“It is a decision, in my view, that’s going to have to be made by the legislature. . . . I cannot find that there is an actionable nuisance in this case,” said Judge Albert Northrop, noting that he didn’t want to set a precedent and that Schuman’s health did not appear to have been harmed.
Schuman appealed, but he has put his house on the market. “I don’t want to move,” he said, “but my fiancee and I want to have children, and we won’t subject them to secondhand smoke.” He has already spent more than $70,000 on the case, he said. “I’m pursuing this because we’ve come so far and because this will affect a great many people.
“Perhaps Judge Northrop was saying that he doesn’t want to get out ahead of any pending legislation,” Schuman added.
Maryland Del. Benjamin F. Kramer, who represents east-central Montgomery County, plans to introduce a bill this session to modify the “nuisance statute” so that it clearly includes secondhand smoke.

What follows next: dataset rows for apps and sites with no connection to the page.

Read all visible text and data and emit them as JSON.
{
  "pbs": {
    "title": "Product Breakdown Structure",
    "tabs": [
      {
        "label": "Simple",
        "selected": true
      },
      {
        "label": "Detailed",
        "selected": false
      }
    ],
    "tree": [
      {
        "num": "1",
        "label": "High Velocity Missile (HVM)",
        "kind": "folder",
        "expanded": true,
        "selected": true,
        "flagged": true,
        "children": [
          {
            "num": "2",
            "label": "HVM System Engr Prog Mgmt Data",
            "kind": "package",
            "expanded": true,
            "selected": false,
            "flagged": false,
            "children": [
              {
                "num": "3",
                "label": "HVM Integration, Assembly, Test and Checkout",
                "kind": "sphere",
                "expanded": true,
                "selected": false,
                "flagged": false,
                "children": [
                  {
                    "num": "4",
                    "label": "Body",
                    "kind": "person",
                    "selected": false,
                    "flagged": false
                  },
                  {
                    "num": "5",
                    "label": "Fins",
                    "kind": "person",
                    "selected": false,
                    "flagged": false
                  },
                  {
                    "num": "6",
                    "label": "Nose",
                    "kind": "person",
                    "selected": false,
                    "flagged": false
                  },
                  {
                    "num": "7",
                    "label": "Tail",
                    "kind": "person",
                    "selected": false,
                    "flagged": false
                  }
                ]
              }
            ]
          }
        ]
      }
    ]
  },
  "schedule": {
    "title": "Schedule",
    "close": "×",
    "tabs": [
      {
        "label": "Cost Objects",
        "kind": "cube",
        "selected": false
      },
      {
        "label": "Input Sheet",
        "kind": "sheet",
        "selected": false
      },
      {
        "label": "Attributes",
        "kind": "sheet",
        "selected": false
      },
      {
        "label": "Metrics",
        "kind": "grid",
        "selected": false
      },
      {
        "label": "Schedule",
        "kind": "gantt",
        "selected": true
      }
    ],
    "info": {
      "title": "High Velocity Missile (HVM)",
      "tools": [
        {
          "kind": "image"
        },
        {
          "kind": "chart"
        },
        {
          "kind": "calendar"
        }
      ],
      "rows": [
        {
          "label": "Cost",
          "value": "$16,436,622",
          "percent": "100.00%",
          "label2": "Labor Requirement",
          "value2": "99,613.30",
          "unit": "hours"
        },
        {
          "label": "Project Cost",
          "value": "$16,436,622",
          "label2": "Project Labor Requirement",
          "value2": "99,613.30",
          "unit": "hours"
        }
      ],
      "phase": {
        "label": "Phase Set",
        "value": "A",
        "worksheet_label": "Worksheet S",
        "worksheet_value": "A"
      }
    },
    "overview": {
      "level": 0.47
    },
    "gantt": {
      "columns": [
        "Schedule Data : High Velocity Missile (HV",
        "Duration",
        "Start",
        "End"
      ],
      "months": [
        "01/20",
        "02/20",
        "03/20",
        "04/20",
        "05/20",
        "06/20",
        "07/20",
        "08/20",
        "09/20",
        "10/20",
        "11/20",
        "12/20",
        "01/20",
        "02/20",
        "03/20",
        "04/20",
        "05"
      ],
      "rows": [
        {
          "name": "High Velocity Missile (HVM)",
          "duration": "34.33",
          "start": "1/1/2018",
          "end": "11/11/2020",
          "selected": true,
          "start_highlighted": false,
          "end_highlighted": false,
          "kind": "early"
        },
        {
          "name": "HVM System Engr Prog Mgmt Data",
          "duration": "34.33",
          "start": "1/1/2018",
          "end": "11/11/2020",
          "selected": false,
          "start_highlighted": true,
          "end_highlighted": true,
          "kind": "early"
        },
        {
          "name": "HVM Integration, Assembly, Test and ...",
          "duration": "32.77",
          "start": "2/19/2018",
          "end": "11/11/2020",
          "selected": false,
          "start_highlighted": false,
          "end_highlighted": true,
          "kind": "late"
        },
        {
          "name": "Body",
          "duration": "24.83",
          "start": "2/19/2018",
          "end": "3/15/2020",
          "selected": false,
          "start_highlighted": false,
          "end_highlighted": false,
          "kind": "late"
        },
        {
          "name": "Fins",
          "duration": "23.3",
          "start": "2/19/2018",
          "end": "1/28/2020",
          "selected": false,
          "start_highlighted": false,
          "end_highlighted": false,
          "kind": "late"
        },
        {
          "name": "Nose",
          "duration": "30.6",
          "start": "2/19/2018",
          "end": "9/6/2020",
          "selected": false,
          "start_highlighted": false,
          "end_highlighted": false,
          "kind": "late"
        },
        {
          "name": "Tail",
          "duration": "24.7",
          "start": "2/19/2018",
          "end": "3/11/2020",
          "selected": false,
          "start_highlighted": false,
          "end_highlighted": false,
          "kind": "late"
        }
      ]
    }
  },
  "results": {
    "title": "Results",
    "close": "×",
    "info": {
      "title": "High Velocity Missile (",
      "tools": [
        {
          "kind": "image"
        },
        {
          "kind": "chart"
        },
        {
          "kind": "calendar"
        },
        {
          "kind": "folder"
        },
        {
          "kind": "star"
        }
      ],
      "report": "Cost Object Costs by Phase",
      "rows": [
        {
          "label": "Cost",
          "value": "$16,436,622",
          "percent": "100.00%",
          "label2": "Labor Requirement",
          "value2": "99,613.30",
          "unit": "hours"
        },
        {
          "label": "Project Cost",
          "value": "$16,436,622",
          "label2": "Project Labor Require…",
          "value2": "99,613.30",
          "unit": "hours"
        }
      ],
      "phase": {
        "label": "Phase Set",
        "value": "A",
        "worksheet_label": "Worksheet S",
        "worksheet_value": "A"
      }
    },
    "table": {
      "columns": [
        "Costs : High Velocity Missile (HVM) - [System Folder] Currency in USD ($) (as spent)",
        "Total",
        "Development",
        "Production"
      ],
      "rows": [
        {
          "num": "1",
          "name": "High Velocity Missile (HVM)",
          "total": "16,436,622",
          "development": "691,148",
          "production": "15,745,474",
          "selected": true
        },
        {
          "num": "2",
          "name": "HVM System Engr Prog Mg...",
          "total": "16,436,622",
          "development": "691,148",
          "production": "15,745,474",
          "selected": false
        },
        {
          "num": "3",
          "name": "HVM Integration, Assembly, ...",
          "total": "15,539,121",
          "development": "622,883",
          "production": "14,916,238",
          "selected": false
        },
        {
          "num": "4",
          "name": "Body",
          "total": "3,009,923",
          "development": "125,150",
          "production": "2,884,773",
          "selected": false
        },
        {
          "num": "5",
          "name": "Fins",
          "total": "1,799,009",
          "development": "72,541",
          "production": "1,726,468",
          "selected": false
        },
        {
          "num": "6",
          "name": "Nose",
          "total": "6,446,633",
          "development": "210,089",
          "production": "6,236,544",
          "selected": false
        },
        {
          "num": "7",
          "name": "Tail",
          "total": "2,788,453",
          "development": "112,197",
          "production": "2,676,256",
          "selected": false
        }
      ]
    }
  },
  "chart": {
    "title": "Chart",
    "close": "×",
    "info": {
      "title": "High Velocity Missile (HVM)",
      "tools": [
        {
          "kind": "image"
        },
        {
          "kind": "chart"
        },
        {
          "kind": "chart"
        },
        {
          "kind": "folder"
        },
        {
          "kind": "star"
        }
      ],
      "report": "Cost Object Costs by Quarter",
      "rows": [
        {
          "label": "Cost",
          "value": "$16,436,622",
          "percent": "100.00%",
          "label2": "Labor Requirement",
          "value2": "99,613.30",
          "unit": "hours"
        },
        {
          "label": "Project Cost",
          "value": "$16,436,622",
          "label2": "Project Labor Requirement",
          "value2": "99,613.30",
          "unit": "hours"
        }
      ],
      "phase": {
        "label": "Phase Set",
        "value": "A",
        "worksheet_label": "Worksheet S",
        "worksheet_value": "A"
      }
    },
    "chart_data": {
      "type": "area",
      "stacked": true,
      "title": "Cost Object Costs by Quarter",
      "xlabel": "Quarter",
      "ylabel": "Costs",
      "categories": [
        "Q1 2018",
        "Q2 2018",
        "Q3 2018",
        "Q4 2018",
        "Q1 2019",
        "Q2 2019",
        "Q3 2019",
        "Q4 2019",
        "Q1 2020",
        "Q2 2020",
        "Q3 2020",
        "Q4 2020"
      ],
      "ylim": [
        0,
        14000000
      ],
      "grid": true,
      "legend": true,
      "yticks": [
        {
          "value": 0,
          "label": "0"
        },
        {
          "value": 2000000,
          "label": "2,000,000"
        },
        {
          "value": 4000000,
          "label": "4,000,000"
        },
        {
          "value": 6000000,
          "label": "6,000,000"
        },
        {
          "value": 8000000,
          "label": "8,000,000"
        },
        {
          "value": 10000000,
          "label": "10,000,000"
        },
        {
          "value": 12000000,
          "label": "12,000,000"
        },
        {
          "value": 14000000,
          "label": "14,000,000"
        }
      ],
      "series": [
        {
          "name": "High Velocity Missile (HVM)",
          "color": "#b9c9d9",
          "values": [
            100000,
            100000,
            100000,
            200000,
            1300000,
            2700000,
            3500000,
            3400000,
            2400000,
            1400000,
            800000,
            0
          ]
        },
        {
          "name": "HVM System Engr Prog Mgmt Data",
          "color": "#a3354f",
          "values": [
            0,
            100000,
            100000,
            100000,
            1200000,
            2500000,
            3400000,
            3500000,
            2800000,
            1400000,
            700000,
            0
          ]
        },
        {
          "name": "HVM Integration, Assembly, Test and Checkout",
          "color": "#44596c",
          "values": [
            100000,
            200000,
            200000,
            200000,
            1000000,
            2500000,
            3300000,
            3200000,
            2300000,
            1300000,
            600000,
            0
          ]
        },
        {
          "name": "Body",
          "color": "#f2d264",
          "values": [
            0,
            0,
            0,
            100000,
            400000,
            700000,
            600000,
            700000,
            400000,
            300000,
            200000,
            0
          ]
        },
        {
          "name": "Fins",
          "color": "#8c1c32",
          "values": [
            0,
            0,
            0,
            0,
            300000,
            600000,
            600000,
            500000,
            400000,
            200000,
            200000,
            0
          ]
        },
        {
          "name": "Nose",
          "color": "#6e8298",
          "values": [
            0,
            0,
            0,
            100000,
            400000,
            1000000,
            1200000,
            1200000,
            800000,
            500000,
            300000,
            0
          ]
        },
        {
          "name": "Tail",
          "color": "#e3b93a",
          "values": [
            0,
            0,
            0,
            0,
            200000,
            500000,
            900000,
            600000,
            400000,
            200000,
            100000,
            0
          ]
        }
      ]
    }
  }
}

Noting that “Utah’s done something similar,” he said that Marylanders would “be welcome to smoke in their own home unless there’s a legitimate complaint. This would put the burden of mitigating such a complaint on the creator of the nuisance, not on those adversely affected.”
Among Kramer’s constituents is Harriet Hershman of Silver Spring, who said she asked a neighbor to smoke outdoors because secondhand smoke had seeped into her unit. It caused eye irritation and a cough and forced her to spend nights with friends and relatives, and even in her own car, to avoid the fumes. “He said he has a right to smoke in his own home,” she said of her neighbor’s response. The Wintergate at Longmead Condo Association issued a cease-and-desist order, which the smoker appears to be obeying, according to Hershman’s lawyer, J.P. Szymkowicz.
“I might be able to move,” she said before hearing of the smoker’s decision, “but where can I go that I won’t end up in the same situation?”
Hershman approached Kramer about nuisance legislation because, she said, “Maybe I can help make a change.”
Legal experts say the local courts have ruled on both sides of the issue.
Some state courts have held that substantial amounts of smoke flowing between units constitute a nuisance. But others have determined that the cigarette smoke is like an odor intrusion — a condition of living in a community that residents have to put up with, according to the Public Health Law Center at Minnesota’s William Mitchell College of Law.
Although four-fifths of Americans don’t smoke, circulating a petition or even openly complaining about secondhand condo smoke can incur others’ wrath. At the Promenade Towers and elsewhere, several smokers’ neighbors were worried about about a backlash if their comments were made public.
When Promenade Towers’ owners took the smoking ban up for a vote last July, the measure did not pass.
“Instead of trying to solve their problem with the individual neighbor, they tried to get the whole building involved,” resident Keith Feldman said of the petitioners. A smoker, he voted against the ban. “If people are thinking of moving into a building, they should ask if smoking is allowed. If you’re allergic, maybe you shouldn’t move in.”
The Promenade Towers residents who pushed for a smoking ban then asked the board to enact a house rule instead, but the board unanimously refused. “The bylaws give authority to make rules on use on parking or use of the common areas, but restrictions on uses of the unit are more specific” and therefore legally harder to make “a mere rule” on, said attorney Jason Fisher, speaking for the co-op .
Although smoking ban efforts failed at the Promenade, Marquez-Dugan she said she believes a more health-conscious public will eventually prevail. “Change won't happen anytime soon, but when it comes to health, eventually it does get there."
Ellen Ryan is a freelance writer.